You might be forgiven for thinking that, in a world of rapid digital transformation, where eBooks and audiobooks continue to rocket in popularity, the era of printed books might have started to fade. In fact, millions of print books were purchased last year in the UK, and many of these started life in an Amazon facility just outside Luton. Welcome to the Amazon print-on-demand centre, designated “LTN5”, one of the UK's largest book-printing facilities, standing at the intersection between tradition and cutting-edge technology.
The first thing you notice about LTN5 is the scale. The large facility is split into two sections - with both running during peak season - with a variety of different printing and binding machinery working in a harmonious rhthym to ensure books keep rolling off the press.
LTN5's massive production capacity plays a vital role in meeting the demands of publishers, partners and customers across the UK. But nothing would be possible without the unwavering commitment to excellence from a dedicated team.
Eilish McDonald, Change Manager at LTN5, guides us through the different production lines and equipment and explains when the peak periods are for printing. After several years at LTN5, she's able to tell what time of the year it is from what kind of books are being printed.
Abdul, a Level 2 Machine Operator, shows us the inner workings of one of the larger printers, and explains the paper's journey from plain to printed. After specialist training with a printer manufacturer in Barcelona, Abdul now holds a rare qualification for the specific machinery used in LTN5.
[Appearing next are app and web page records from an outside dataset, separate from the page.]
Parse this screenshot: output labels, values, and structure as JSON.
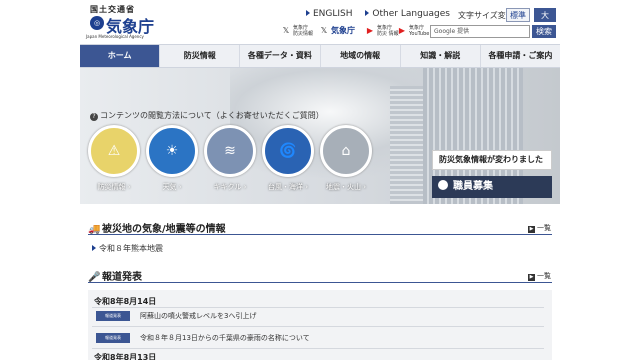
{
  "header": {
    "ministry": "国土交通省",
    "agency": "気象庁",
    "agency_en": "Japan Meteorological Agency",
    "links": {
      "english": "ENGLISH",
      "other_languages": "Other Languages"
    },
    "font_size_label": "文字サイズ変更",
    "font_standard": "標準",
    "font_large": "大",
    "social": [
      {
        "icon": "x-icon",
        "label": "気象庁\n防災情報"
      },
      {
        "icon": "x-icon",
        "label": "気象庁"
      },
      {
        "icon": "youtube-icon",
        "label": "気象庁\n防災 情報"
      },
      {
        "icon": "youtube-icon",
        "label": "気象庁\nYouTube"
      }
    ],
    "search_placeholder": "Google 提供",
    "search_button": "検索"
  },
  "nav": [
    "ホーム",
    "防災情報",
    "各種データ・資料",
    "地域の情報",
    "知識・解説",
    "各種申請・ご案内"
  ],
  "hero": {
    "question": "コンテンツの閲覧方法について（よくお寄せいただくご質問）",
    "circles": [
      {
        "label": "防災情報 ›",
        "icon": "warning-map-icon",
        "color": "#d8c24a"
      },
      {
        "label": "天気 ›",
        "icon": "sun-cloud-icon",
        "color": "#2b74c4"
      },
      {
        "label": "キキクル ›",
        "icon": "flood-icon",
        "color": "#7a8fb0"
      },
      {
        "label": "台風・海洋 ›",
        "icon": "typhoon-icon",
        "color": "#2a63b3"
      },
      {
        "label": "地震・火山 ›",
        "icon": "earthquake-icon",
        "color": "#9aa3ad"
      }
    ],
    "banner_info": "防災気象情報が変わりました",
    "banner_recruit": "職員募集"
  },
  "disaster": {
    "title": "被災地の気象/地震等の情報",
    "more": "一覧",
    "item": "令和８年熊本地震"
  },
  "press": {
    "title": "報道発表",
    "more": "一覧",
    "date1": "令和8年8月14日",
    "news": [
      {
        "badge": "報道発表",
        "text": "阿蘇山の噴火警戒レベルを3へ引上げ"
      },
      {
        "badge": "報道発表",
        "text": "令和８年８月13日からの千葉県の豪雨の名称について"
      }
    ],
    "date2": "令和8年8月13日"
  },
  "colors": {
    "brand": "#1d3f8f",
    "nav_active": "#3c5693",
    "recruit": "#2c3a57"
  }
}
Perfection is critically important to the crew at LTN5. There are quality checks at every stage of the process. Here at printing, James shows us common issues and printing mistakes that might occur, and the processes in place to both catch and fix these before the prints make it to binding.
Eilish pauses for a moment to show us the Author Alley, which showcases some of the authors who have visited and had their books printed at LTN5. The newest addition is 11-year-old author Alexandra, who had the book she wrote, Autumn's Diary of Dreams, printed at LTN5 this year.
Back to the books. Marius, an RME Technician on Amazon's Career Choice program, demonstrates how to use the 'Titan' to cut printed paper down to size before binding. He also tells about the 'test books' they produce to calibrate the cutting and binding machines, which look like paperback notebooks. These are donated to schools, hospitals and charities by the boxload for them to use. Marius tells us he even took a box to his local vet clinic to thank them for helping him out in an emergency!
Finally, we see our first books! Rolling out of the 'Inifinitrim' cutting machine, each book is printed depending on the order requests, resulting in an apparently random order of finished books that resembles a library shelf.
But the production line doesn't end there. A team of sharp-eyed associates examine and inspect every book printed for defects, misprints, covers that have been cut incorrectly or bent. Anything that isn't perfect is sent for reprint, to ensure that all finished books are of the highest possible quality. This strive for perfection is a source of pride for everyone at LTN5, and it's easy to see everyone pulling together in order to achieve it.
Our visit finishes in the cafeteria, where we're surrounded by associates eating lunch, taking a break or playing pool. Despite the number of people working at LTN5, everyone seems to know each other - whether it's a friendly wave on the manufacturing floor or a fierce game of table tennis, the sense of community is everywhere.
Beyond the whirring machines and laser printers lies an appreciation for the books themselves, and a deep respect for the craft of bookmaking. At LTN5, every page printed is an opportunity to transport readers into different worlds, teach them something new, or inspire change. Every day is Day One at the centre, with plans to increase printing efficiency and capacity even further before the end of the year, to bring more stories to even more people.